Write the records out exactly as shown. No pictures.

= Beginning of Section =

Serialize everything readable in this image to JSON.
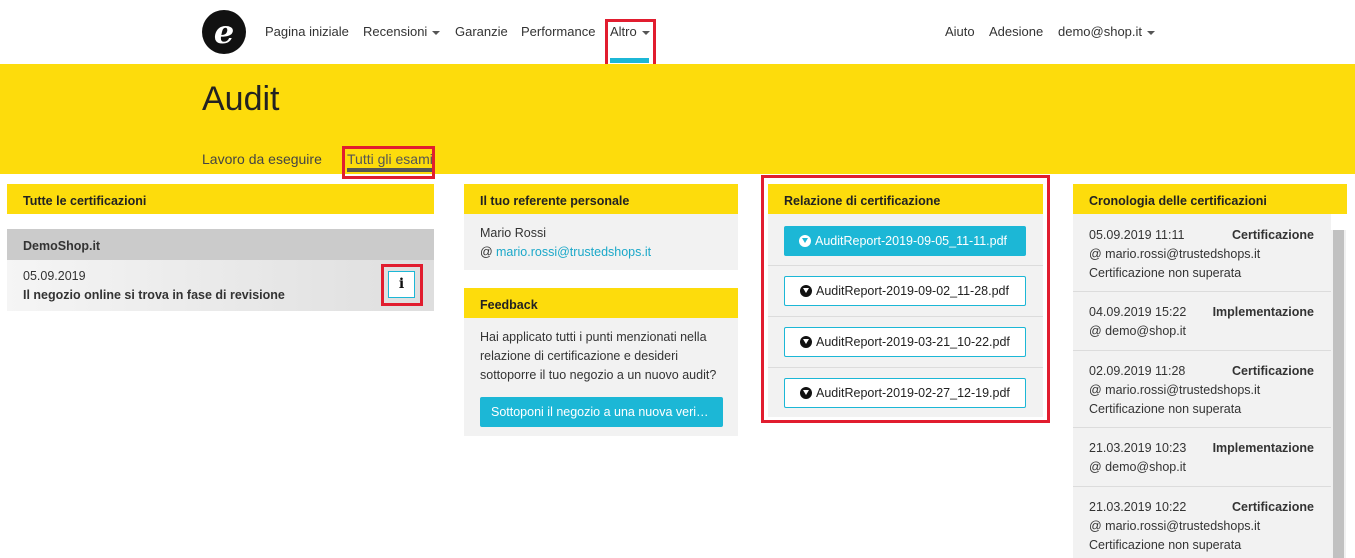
{
  "nav": {
    "logo_letter": "e",
    "items": [
      {
        "label": "Pagina iniziale"
      },
      {
        "label": "Recensioni"
      },
      {
        "label": "Garanzie"
      },
      {
        "label": "Performance"
      },
      {
        "label": "Altro"
      }
    ],
    "right": [
      {
        "label": "Aiuto"
      },
      {
        "label": "Adesione"
      },
      {
        "label": "demo@shop.it"
      }
    ]
  },
  "header": {
    "title": "Audit",
    "tabs": [
      {
        "label": "Lavoro da eseguire"
      },
      {
        "label": "Tutti gli esami"
      }
    ]
  },
  "certifications": {
    "title": "Tutte le certificazioni",
    "shop_name": "DemoShop.it",
    "date": "05.09.2019",
    "status": "Il negozio online si trova in fase di revisione",
    "info_icon": "i"
  },
  "contact": {
    "title": "Il tuo referente personale",
    "name": "Mario Rossi",
    "at": "@",
    "email": "mario.rossi@trustedshops.it"
  },
  "feedback": {
    "title": "Feedback",
    "text_lines": [
      "Hai applicato tutti i punti menzionati nella",
      "relazione di certificazione e desideri",
      "sottoporre il tuo negozio a un nuovo audit?"
    ],
    "button": "Sottoponi il negozio a una nuova veri…"
  },
  "report": {
    "title": "Relazione di certificazione",
    "files": [
      {
        "label": "AuditReport-2019-09-05_11-11.pdf"
      },
      {
        "label": "AuditReport-2019-09-02_11-28.pdf"
      },
      {
        "label": "AuditReport-2019-03-21_10-22.pdf"
      },
      {
        "label": "AuditReport-2019-02-27_12-19.pdf"
      }
    ]
  },
  "history": {
    "title": "Cronologia delle certificazioni",
    "entries": [
      {
        "date": "05.09.2019 11:11",
        "type": "Certificazione",
        "user": "@ mario.rossi@trustedshops.it",
        "result": "Certificazione non superata"
      },
      {
        "date": "04.09.2019 15:22",
        "type": "Implementazione",
        "user": "@ demo@shop.it",
        "result": ""
      },
      {
        "date": "02.09.2019 11:28",
        "type": "Certificazione",
        "user": "@ mario.rossi@trustedshops.it",
        "result": "Certificazione non superata"
      },
      {
        "date": "21.03.2019 10:23",
        "type": "Implementazione",
        "user": "@ demo@shop.it",
        "result": ""
      },
      {
        "date": "21.03.2019 10:22",
        "type": "Certificazione",
        "user": "@ mario.rossi@trustedshops.it",
        "result": "Certificazione non superata"
      }
    ]
  },
  "colors": {
    "accent_yellow": "#fddc0c",
    "accent_cyan": "#1cb7d6",
    "highlight_red": "#e11d2f"
  }
}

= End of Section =

__RESPONSE TO THE EXERCISE__:
Serialize everything readable in this image to JSON.
{
  "nav": {
    "logo_letter": "e",
    "items": [
      {
        "label": "Pagina iniziale"
      },
      {
        "label": "Recensioni"
      },
      {
        "label": "Garanzie"
      },
      {
        "label": "Performance"
      },
      {
        "label": "Altro"
      }
    ],
    "right": [
      {
        "label": "Aiuto"
      },
      {
        "label": "Adesione"
      },
      {
        "label": "demo@shop.it"
      }
    ]
  },
  "header": {
    "title": "Audit",
    "tabs": [
      {
        "label": "Lavoro da eseguire"
      },
      {
        "label": "Tutti gli esami"
      }
    ]
  },
  "certifications": {
    "title": "Tutte le certificazioni",
    "shop_name": "DemoShop.it",
    "date": "05.09.2019",
    "status": "Il negozio online si trova in fase di revisione",
    "info_icon": "i"
  },
  "contact": {
    "title": "Il tuo referente personale",
    "name": "Mario Rossi",
    "at": "@",
    "email": "mario.rossi@trustedshops.it"
  },
  "feedback": {
    "title": "Feedback",
    "text_lines": [
      "Hai applicato tutti i punti menzionati nella",
      "relazione di certificazione e desideri",
      "sottoporre il tuo negozio a un nuovo audit?"
    ],
    "button": "Sottoponi il negozio a una nuova veri…"
  },
  "report": {
    "title": "Relazione di certificazione",
    "files": [
      {
        "label": "AuditReport-2019-09-05_11-11.pdf"
      },
      {
        "label": "AuditReport-2019-09-02_11-28.pdf"
      },
      {
        "label": "AuditReport-2019-03-21_10-22.pdf"
      },
      {
        "label": "AuditReport-2019-02-27_12-19.pdf"
      }
    ]
  },
  "history": {
    "title": "Cronologia delle certificazioni",
    "entries": [
      {
        "date": "05.09.2019 11:11",
        "type": "Certificazione",
        "user": "@ mario.rossi@trustedshops.it",
        "result": "Certificazione non superata"
      },
      {
        "date": "04.09.2019 15:22",
        "type": "Implementazione",
        "user": "@ demo@shop.it",
        "result": ""
      },
      {
        "date": "02.09.2019 11:28",
        "type": "Certificazione",
        "user": "@ mario.rossi@trustedshops.it",
        "result": "Certificazione non superata"
      },
      {
        "date": "21.03.2019 10:23",
        "type": "Implementazione",
        "user": "@ demo@shop.it",
        "result": ""
      },
      {
        "date": "21.03.2019 10:22",
        "type": "Certificazione",
        "user": "@ mario.rossi@trustedshops.it",
        "result": "Certificazione non superata"
      }
    ]
  },
  "colors": {
    "accent_yellow": "#fddc0c",
    "accent_cyan": "#1cb7d6",
    "highlight_red": "#e11d2f"
  }
}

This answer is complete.